The situation along the new migration route from Belarus into the EU is escalating, with the EU calling the Belarusian ruler Lukashenko a human trafficker. The tension could come at the expense of the thousands of migrants trying to enter EU territory. Meanwhile, Pro Asyl and Catholic charity Caritas warned of human rights violations at the Polish-Belarusian border.
Over the past few months, thousands of mainly Middle Eastern migrants have been trying to reach the European Union via Belarus, choosing paths to EU member states Lithuania, Latvia and Poland.
In Germany, more than 5,000 unauthorized border crossings by people who arrived via Belarus were registered this year, with the numbers starting to spike in August. The vast majority (some 3,000) have arrived in October (through October 17). This week, the uptick in irregular border crossings prompted a debate about border controls at the German-Polish border.
During a press conference on Wednesday (October 20), Germany's interior minister, Horst Seehofer, accused Belarus of organizing human trafficking. He said this was a form of "hybrid threat by weaponizing migrants."
According to an interior ministry report made public by news portal The Pioneer, the number of arrivals continue to rise. "The regime in Belarus is globally advertising for the smuggling into the EU via Belarus," The Pioneer quoted the report. The number of countries whose citizens can enter Belarus without a visa has been continually expanded to 76 at present, according to news agency dpa.
"We see a rising number of flights from Dubai, Istanbul and Beirut," the interior ministry report read. Around 15,000 irregular migrants have gathered at the Polish-Belarusian border, according to the report, which claims that most of them were seeking a "permanent residency" in Germany.
Earlier this week, German Foreign Minister Heiko Maas echoed the report's accusations, calling Lukashenko the "boss of a state-run smuggling ring." In the past weeks and months, other EU governments and politicians have repeatedly accused Belarusian President Alexander Lukashenko of attempting to destabilize the EU by encouraging people from the Middle East and Africa in his country towards the border in order to sow divisions and chaos within the EU.
Meanwhile, both the German migrant advocacy organization Pro Asyl and the German chapter of Catholic charity Caritas not only criticized the Belarusian regime, but also the EU.
Pro Asyl's Karl Kopp warned the EU of answering Lukashenko's actions by suspending human rights. "At the EU external border in Poland, the [Geneva] Refugee Convention is virtually non-existent," Kopp told the Rheinische Post newspaper. "Dictators win when countries with rule of law break the Refugee Convention, too."
"We need to give people who arrive at the EU's external border the opportunity to apply for asylum, accommodate them in a humane way and grant them a fair procedure," Caritas' Andrea Schlenker told the Catholic news portal domradio.de. The migration expert also argued that it was Poland's responsibility to guarantee human rights and pointed to clear EU rules Poland needed to abide by.
Moreover, Schlenker said she was in favor of "sanctions and pressure" to stop Belarus' from its proven, "inhumane instrumentalization" of migrants.
The criticism comes against the backdrop of Poland, Lithuania and Latvia trying to keep migrants coming from Belarus away with new border barriers.

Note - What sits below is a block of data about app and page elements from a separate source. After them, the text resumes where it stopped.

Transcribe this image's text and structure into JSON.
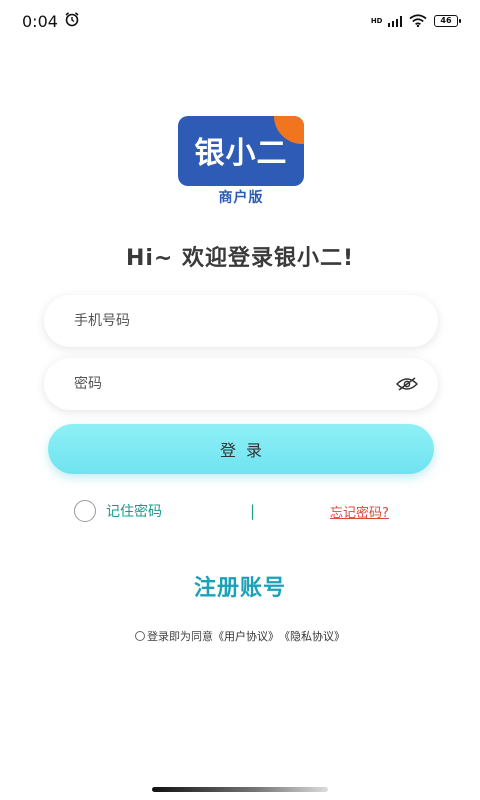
{
  "status_bar": {
    "time": "0:04",
    "network_badge": "HD",
    "battery": "46"
  },
  "logo": {
    "title": "银小二",
    "subtitle": "商户版"
  },
  "greeting": "Hi~ 欢迎登录银小二!",
  "form": {
    "phone_placeholder": "手机号码",
    "phone_value": "",
    "password_placeholder": "密码",
    "password_value": "",
    "login_label": "登录",
    "remember_label": "记住密码",
    "divider": "|",
    "forgot_label": "忘记密码?"
  },
  "register_label": "注册账号",
  "agreement": {
    "prefix": "登录即为同意",
    "user_agreement": "《用户协议》",
    "privacy_policy": "《隐私协议》"
  },
  "colors": {
    "brand_blue": "#2e5bb5",
    "brand_orange": "#f0751e",
    "accent_teal": "#1aa3b8",
    "button_cyan": "#7fe9f3",
    "forgot_red": "#d94a3a"
  }
}
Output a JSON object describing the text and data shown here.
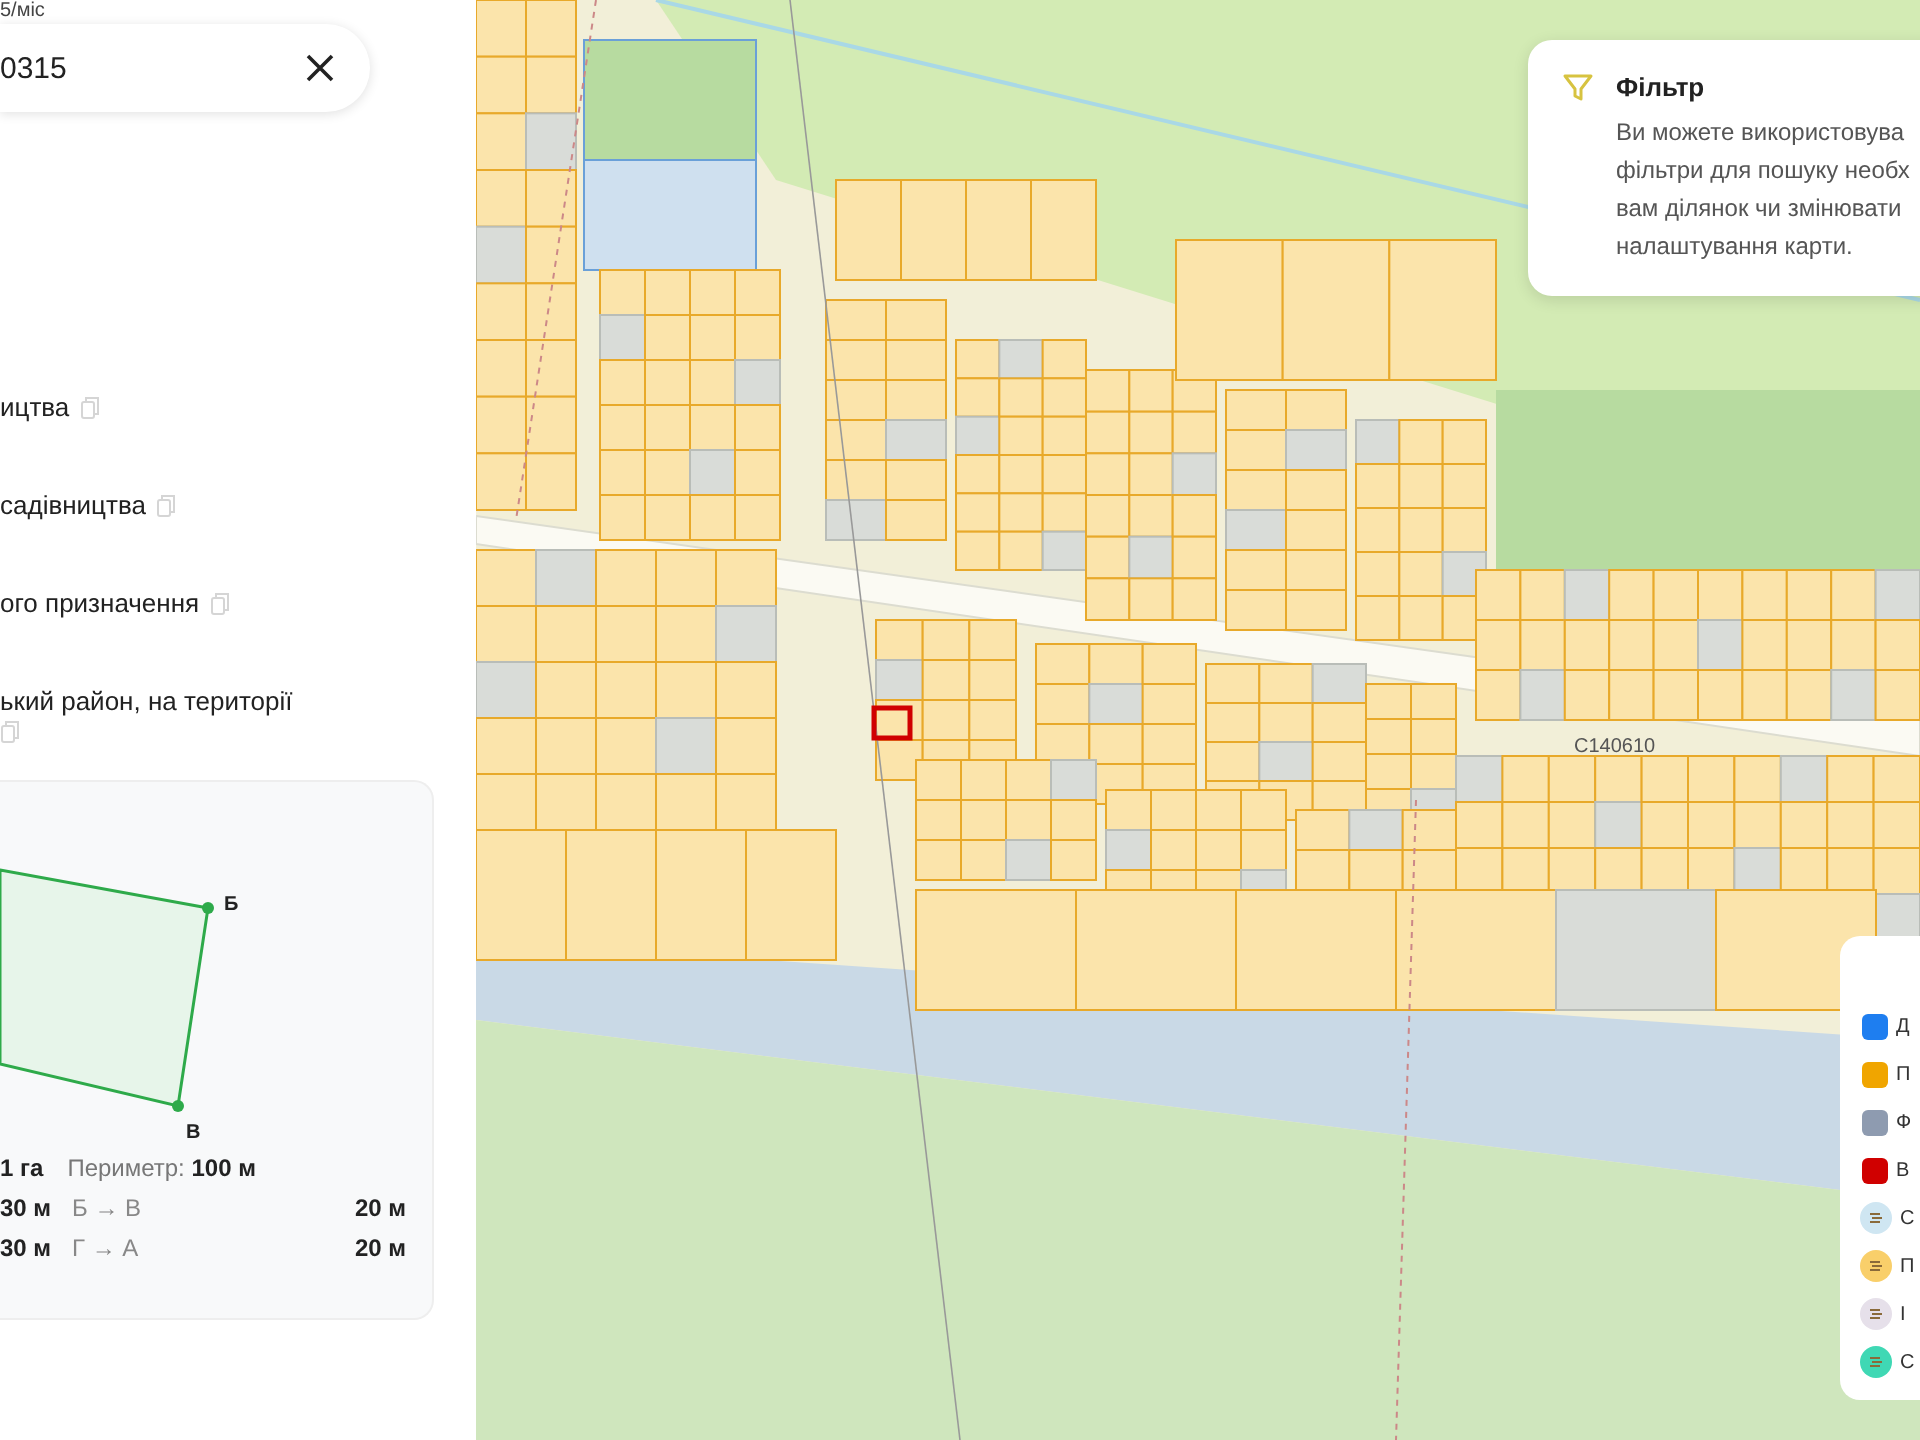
{
  "top_text": "5/міс",
  "search": {
    "value": "0315"
  },
  "details": [
    {
      "text": "ицтва"
    },
    {
      "text": "садівництва"
    },
    {
      "text": "ого призначення"
    },
    {
      "text": "ький район, на території"
    }
  ],
  "plot": {
    "vertices": [
      {
        "label": "Б"
      },
      {
        "label": "В"
      }
    ],
    "area": "1 га",
    "perimeter": "Периметр: **100 м**",
    "sides": [
      {
        "length": "30 м",
        "name": "Б → В",
        "length2": "20 м"
      },
      {
        "length": "30 м",
        "name": "Г → А",
        "length2": "20 м"
      }
    ]
  },
  "map": {
    "road_label": "С140610"
  },
  "filter_tip": {
    "title": "Фільтр",
    "lines": [
      "Ви можете використовува",
      "фільтри для пошуку необх",
      "вам ділянок чи змінювати",
      "налаштування карти."
    ]
  },
  "legend": [
    {
      "kind": "swatch",
      "color": "#1e7ef0",
      "label": "Д"
    },
    {
      "kind": "swatch",
      "color": "#f0a500",
      "label": "П"
    },
    {
      "kind": "swatch",
      "color": "#8e9bb0",
      "label": "Ф"
    },
    {
      "kind": "swatch",
      "color": "#d00000",
      "label": "В"
    },
    {
      "kind": "badge",
      "color": "#cfe6f2",
      "label": "С"
    },
    {
      "kind": "badge",
      "color": "#f9cf6a",
      "label": "П"
    },
    {
      "kind": "badge",
      "color": "#e6e0ea",
      "label": "І"
    },
    {
      "kind": "badge",
      "color": "#3fd8b4",
      "label": "С"
    }
  ]
}
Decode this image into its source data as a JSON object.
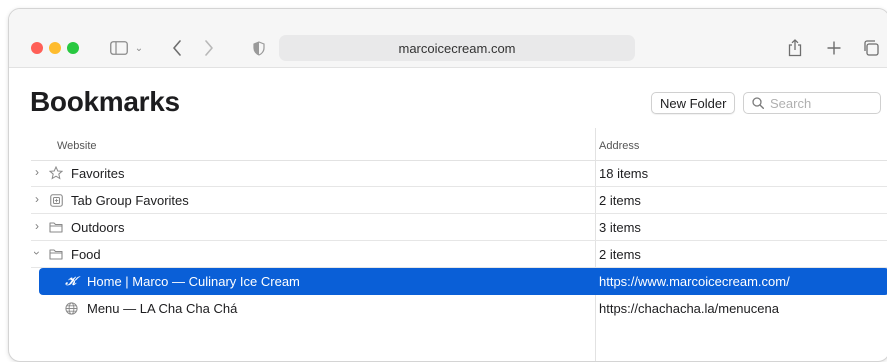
{
  "browser": {
    "address": "marcoicecream.com"
  },
  "page": {
    "title": "Bookmarks",
    "new_folder_label": "New Folder",
    "search_placeholder": "Search"
  },
  "table": {
    "columns": {
      "website": "Website",
      "address": "Address"
    },
    "rows": [
      {
        "title": "Favorites",
        "address": "18 items",
        "icon": "star-icon",
        "expanded": false
      },
      {
        "title": "Tab Group Favorites",
        "address": "2 items",
        "icon": "tab-group-icon",
        "expanded": false
      },
      {
        "title": "Outdoors",
        "address": "3 items",
        "icon": "folder-icon",
        "expanded": false
      },
      {
        "title": "Food",
        "address": "2 items",
        "icon": "folder-icon",
        "expanded": true
      },
      {
        "title": "Home | Marco — Culinary Ice Cream",
        "address": "https://www.marcoicecream.com/",
        "icon": "site-favicon-icon",
        "selected": true
      },
      {
        "title": "Menu — LA Cha Cha Chá",
        "address": "https://chachacha.la/menucena",
        "icon": "globe-icon"
      }
    ]
  },
  "colors": {
    "selection": "#0a5fd7",
    "traffic_red": "#ff5f57",
    "traffic_yellow": "#febc2e",
    "traffic_green": "#28c840"
  }
}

Last week, Polish lawmakers greenlighted a draft law which would allow the country to erect a wall on its border with Belarus. The measure is expected to cost around €353 million.
Moreover, all three countries have declared a state of emergency at their respective border regions. On Tuesday, Latvia followed Poland in extending it. At the same time, human rights organizations have criticized Poland for illegal pushbacks, which Poland's Parliament legalized last week, when the seventh migrant was found dead near the border in recent weeks.
Seehofer suggests sanctions
According to the aforementioned report, Interior Minister Seehofer wants "EU-wide, far-reaching sanctions" against all airlines and all other private companies that "support the instrumentalizing of irregular migration at the hand of the regime in Belarus as quickly as possible."
On Tuesday, Seehofer offered his Polish counterpart support at the border by significantly increasing the number of federal police staff.
"To effectively prevent illegal onward travel to Germany, joint patrols should be conducted on Polish territory," the interior ministry quoted Seehofer on Twitter on Tuesday (October 19). The ministry added that Germany might also provide logistical support, for instance when it comes to accommodation and supply.
According to news agency dpa, however, the joint German-Polish border patrols could only reduce the irregular arrivals, not stop them.
Underlying the spike in irregular migrant arrivals to the EU via Belarus is a complicated geopolitical conflict. In May, Lukashenko's security forces diverted a Ryanair plane with a Belarusian activist on board flying from Greece to Lithuania. As a result, the EU imposed sanctions on Belarus.
In return, Lukashenko indicated that Belarus could retaliate by loosening border controls for irregular, western-bound migrants as well as drug trafficking. "We used to catch migrants in droves here -- now, forget it, you will be catching them yourselves," he said on May 26.
With KNA, dpa